Senators compromise on border policies. It faces an uphill battle for passage(Part-2)

Democrats may likewise be divided on the issue of help to Israel during the conflict. Vermont independent Senator Bernie Sanders stated on Friday that he would work to remove the package's financing for Israeli offensive armaments while keeping the monies for defense systems.

Conservatives on the right are divided on whether to yield on border control or to continue helping Ukraine. Though he has stated time and again that he would not make a final decision until reading the proposal, House Speaker Mike Johnson has made it clear that he will not budge on strict border enforcement measures.

A number of Trump supporters have claimed that the president already has sufficient power at the border, and that Congress has no need to act in light of the political consequences of passing immigration laws during an election year. Another indicator that they intend to attempt to thwart the measure's progress to a final vote is that some have urged leaders to provide them additional time to amend the bill through committee hearings.

It seems to me that the Republican leadership has essentially taken us hostage. In an interview with Steve Bannon for his "War Room" podcast, Alabama Republican Senator Tommy Tuberville claimed on Thursday that the Republican leadership had forced this on them. We risk alienating the American people if we fail to approve something immediately. At the moment, though, all I'm doing is insisting that a border strategy is unnecessary. One of them is already complete.

The bill primarily addresses an issue that the current and previous administrations have struggled with: how to reduce the increasing influx of individuals seeking asylum at the border, which provides protection from persecution based on race, religion, political affiliation, or membership in a discriminated group.

While the right to asylum is fundamental to U.S. and international human rights efforts, the asylum system has been overburdened in recent years, leading to lengthy delays in hearing cases, even though many migrants are ultimately unsuccessful in obtaining refuge.

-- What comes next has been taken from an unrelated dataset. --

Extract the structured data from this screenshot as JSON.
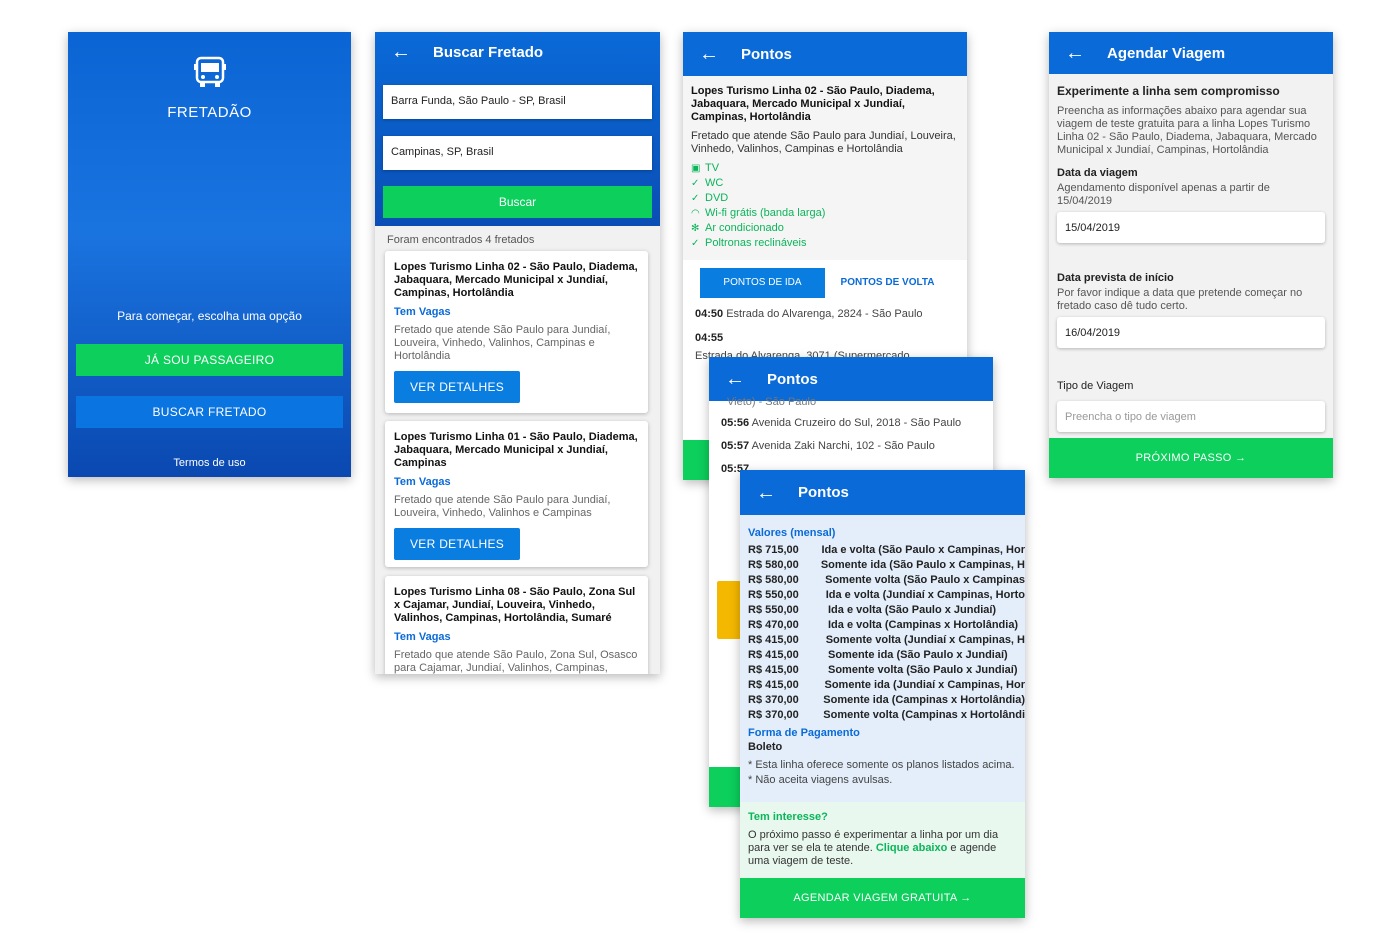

If the number of individuals illegally crossing the border becomes too high for authorities to handle, the measure aims to make it more difficult for them to ask for asylum, significantly shorten the procedure, and even refuse them refuge altogether, according to Sinema. Within days after reaching the border, the majority of asylum seekers would undergo an initial interview called a credible fear screening. After that, they'd have to wait months for an immigration court to hear their case, during which time they may be either granted a work visa or ejected from the nation.

Refugees who have recently had long and sometimes terrifying voyages to reach the United States are particularly vulnerable, and immigration activists are worried that this plan will prevent them from presenting their entire cases.